Anyway, the more interesting aspect of this story is how Zimmerman injured the knee. It was a completely avoidable play that came after the whistle, but I’m not sure it was what you would call a “dirty play”. You tell me:
With a little more than three minutes left on Monday night, No. 24 Texas held a 57-51 lead on No. 3 Oklahoma in Norman as Jordan Woodard struggled again and Buddy Hield failed to find the rhythm that he had throughout the first three months of the season.
At that point in the game, Hield was 4-for-14 from the floor with 15 points and four turnovers. He had just missed a pair of wide-open threes
“I couldn’t make a shot,” Hield said after the game. But that changed down the stretch. First, Hield finally got a three to drop. On the next possession, he got all the way to the rim and scored. On the following two possessions, he was fouled on a drive to the rim and hit four free throws. And after missing a pull-up jumper, Hield did this:
“I told coach I wanted the ball,” Hield said, “I saw Lammert coming to bite, so I pulled up.”
“It’s all money.”
Hield is already the favorite to win National Player of the Year, and this performance is only going to help his cause further. Think about it like this: Buddy was not good on Monday night, at least according to his (admittedly lofty) standards. But he still finished with 27 points and shook off a cold shooting night just in time to take over down the stretch.
Now think about this: Hield’s head coach has enough confidence in him to hand him the keys in the final minutes despite the fact that he’s struggling and on a team that has two other players that Lon Kruger trusts on game-winning possessions. Think about it. When Oklahoma beat West Virginia at the buzzer, it was Jordan Woodard that the play was drawn up for.

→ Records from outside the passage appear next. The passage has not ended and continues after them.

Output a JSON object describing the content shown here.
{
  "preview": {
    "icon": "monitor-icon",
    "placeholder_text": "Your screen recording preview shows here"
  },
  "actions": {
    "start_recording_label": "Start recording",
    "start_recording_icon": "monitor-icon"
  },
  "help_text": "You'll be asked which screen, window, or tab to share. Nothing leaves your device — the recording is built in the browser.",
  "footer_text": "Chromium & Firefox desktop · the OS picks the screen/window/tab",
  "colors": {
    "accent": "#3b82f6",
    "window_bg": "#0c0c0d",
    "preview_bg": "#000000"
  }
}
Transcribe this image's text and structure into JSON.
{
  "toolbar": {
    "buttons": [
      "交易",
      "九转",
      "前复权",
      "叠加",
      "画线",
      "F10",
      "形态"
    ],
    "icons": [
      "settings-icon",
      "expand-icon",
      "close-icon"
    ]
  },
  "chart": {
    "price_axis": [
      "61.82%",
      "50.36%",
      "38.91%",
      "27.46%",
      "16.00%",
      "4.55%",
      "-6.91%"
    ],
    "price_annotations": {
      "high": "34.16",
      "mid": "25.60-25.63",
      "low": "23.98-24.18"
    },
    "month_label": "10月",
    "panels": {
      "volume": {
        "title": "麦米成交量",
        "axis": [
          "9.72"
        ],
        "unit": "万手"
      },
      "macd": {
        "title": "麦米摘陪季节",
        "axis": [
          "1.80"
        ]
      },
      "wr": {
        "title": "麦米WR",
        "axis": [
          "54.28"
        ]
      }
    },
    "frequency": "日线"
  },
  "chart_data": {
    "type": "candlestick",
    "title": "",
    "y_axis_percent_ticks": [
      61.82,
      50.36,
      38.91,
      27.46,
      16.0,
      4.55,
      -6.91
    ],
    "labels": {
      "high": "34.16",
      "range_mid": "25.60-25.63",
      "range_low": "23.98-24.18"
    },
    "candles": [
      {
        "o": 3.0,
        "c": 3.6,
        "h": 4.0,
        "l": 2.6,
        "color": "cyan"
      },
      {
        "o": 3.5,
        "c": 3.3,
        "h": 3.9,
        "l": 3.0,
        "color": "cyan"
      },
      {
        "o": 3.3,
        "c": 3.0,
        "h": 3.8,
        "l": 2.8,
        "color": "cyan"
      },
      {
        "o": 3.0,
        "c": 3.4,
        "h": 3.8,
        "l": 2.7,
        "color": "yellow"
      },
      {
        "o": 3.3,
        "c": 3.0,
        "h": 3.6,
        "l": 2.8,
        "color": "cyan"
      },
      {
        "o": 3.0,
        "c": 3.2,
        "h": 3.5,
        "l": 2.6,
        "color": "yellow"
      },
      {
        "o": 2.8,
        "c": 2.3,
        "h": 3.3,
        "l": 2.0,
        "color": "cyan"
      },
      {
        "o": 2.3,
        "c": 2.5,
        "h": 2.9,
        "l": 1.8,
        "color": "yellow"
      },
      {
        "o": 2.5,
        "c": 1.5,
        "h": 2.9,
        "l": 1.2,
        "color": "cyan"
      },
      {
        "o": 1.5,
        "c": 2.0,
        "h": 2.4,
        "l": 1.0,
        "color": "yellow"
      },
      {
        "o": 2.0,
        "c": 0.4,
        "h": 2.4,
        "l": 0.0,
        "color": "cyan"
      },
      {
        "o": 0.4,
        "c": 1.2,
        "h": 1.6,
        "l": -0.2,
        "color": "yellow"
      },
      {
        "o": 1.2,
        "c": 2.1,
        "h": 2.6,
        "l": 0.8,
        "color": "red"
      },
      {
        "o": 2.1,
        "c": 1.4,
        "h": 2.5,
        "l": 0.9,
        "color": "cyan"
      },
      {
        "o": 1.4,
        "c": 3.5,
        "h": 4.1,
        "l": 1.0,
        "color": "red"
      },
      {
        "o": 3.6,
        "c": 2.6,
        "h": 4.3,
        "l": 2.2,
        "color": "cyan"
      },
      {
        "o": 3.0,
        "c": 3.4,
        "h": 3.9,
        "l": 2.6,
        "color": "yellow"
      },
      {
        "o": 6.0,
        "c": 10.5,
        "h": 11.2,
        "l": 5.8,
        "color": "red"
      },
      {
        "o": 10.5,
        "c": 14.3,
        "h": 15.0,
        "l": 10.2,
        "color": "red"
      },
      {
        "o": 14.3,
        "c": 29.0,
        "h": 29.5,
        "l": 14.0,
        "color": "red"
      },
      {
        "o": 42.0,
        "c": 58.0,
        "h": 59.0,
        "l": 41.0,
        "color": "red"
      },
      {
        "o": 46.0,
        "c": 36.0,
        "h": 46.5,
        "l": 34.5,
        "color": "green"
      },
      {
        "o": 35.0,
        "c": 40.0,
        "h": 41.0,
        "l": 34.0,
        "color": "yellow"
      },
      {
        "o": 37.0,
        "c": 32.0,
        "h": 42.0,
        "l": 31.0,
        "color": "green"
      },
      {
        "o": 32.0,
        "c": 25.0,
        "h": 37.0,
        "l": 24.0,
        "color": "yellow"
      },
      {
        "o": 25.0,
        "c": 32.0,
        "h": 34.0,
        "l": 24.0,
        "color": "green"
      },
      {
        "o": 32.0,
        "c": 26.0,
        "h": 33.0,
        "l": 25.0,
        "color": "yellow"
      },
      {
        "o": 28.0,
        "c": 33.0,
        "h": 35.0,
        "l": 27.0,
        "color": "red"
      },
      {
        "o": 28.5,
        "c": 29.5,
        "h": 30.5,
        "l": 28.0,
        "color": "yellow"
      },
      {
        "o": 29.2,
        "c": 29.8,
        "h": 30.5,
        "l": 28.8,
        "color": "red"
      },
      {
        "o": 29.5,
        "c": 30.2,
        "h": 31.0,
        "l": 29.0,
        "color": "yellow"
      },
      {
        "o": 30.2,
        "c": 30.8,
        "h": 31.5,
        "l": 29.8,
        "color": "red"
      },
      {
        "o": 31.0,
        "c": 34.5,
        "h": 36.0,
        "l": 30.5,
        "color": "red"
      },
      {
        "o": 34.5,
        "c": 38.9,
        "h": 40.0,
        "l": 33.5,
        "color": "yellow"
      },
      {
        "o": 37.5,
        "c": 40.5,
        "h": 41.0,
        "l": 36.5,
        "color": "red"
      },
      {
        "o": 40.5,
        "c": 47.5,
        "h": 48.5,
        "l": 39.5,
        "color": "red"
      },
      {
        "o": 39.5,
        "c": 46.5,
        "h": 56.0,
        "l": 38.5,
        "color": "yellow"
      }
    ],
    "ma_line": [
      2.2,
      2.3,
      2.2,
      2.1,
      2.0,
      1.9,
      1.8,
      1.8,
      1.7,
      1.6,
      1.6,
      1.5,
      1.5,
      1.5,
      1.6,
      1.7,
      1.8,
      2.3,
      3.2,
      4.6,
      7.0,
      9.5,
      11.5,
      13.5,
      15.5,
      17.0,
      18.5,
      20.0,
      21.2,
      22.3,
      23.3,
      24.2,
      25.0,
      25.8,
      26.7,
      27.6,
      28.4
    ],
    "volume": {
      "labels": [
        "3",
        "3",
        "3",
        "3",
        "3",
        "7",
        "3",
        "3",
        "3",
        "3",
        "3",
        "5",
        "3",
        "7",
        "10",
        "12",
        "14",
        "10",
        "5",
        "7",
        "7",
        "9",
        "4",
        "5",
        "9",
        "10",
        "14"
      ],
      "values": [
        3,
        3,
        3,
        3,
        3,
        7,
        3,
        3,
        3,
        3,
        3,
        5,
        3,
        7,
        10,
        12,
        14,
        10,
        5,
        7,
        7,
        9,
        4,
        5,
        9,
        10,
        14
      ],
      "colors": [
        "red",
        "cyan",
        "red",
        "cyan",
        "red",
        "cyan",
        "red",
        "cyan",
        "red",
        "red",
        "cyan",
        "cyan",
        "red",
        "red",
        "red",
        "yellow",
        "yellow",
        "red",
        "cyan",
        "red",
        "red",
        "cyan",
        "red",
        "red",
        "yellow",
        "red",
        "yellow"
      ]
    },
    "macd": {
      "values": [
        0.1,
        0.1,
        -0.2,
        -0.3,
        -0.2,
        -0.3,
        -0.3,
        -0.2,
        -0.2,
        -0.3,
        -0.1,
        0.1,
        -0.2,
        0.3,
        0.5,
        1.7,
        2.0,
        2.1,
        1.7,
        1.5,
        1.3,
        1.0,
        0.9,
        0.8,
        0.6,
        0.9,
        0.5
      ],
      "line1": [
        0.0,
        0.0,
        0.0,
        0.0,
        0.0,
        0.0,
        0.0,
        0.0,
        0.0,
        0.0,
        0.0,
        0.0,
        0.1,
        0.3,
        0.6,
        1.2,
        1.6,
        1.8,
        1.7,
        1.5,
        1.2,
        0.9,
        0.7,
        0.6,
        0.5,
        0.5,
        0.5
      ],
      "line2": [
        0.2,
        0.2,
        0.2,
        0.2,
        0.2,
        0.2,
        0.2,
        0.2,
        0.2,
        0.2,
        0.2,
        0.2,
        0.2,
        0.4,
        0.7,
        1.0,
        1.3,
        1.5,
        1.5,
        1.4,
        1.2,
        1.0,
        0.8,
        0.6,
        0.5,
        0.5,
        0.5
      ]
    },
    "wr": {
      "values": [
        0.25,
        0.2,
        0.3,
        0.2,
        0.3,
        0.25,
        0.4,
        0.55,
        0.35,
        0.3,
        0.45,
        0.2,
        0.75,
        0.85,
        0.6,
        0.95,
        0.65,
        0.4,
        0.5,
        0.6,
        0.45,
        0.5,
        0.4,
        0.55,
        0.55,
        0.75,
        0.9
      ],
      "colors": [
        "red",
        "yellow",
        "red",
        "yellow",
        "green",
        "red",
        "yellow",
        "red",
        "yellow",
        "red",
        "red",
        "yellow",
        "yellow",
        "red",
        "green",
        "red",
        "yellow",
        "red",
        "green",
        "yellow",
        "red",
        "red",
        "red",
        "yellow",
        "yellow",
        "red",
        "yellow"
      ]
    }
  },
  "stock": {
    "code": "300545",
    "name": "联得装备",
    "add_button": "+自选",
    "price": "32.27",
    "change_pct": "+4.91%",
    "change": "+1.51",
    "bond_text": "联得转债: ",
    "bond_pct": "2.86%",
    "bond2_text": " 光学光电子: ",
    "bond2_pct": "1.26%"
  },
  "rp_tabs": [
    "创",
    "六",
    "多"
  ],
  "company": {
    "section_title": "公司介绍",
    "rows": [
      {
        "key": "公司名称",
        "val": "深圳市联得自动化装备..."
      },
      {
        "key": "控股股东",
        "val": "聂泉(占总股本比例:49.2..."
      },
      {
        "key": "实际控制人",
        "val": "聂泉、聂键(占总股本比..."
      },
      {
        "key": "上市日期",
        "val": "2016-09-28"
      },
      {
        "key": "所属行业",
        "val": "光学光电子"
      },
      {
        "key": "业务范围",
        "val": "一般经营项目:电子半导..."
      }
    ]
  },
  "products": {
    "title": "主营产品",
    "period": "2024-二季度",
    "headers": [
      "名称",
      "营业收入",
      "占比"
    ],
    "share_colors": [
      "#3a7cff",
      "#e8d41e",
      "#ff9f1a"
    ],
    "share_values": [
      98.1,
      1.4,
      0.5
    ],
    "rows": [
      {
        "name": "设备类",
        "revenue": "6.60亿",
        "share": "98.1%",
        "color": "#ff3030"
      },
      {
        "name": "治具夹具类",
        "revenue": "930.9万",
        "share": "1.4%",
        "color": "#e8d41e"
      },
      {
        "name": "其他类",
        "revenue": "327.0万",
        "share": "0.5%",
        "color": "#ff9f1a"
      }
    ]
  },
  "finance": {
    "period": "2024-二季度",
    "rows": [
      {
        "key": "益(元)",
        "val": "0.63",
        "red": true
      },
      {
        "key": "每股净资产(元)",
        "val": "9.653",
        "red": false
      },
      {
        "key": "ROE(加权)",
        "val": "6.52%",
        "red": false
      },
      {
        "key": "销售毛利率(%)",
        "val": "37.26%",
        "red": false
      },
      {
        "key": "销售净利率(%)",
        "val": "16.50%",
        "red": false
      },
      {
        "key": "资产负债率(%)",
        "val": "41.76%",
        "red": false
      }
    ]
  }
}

When they beat LSU, it was Isaiah Cousins that got the rock on the final possession while Hield was used as a decoy. .
Want to talk about coaching luxuries?
Kruger has three guards that can shoot, penetrate and score, and penetrate and kick, and one of them is the National Player of the Year that doesn’t mind being used as a decoy.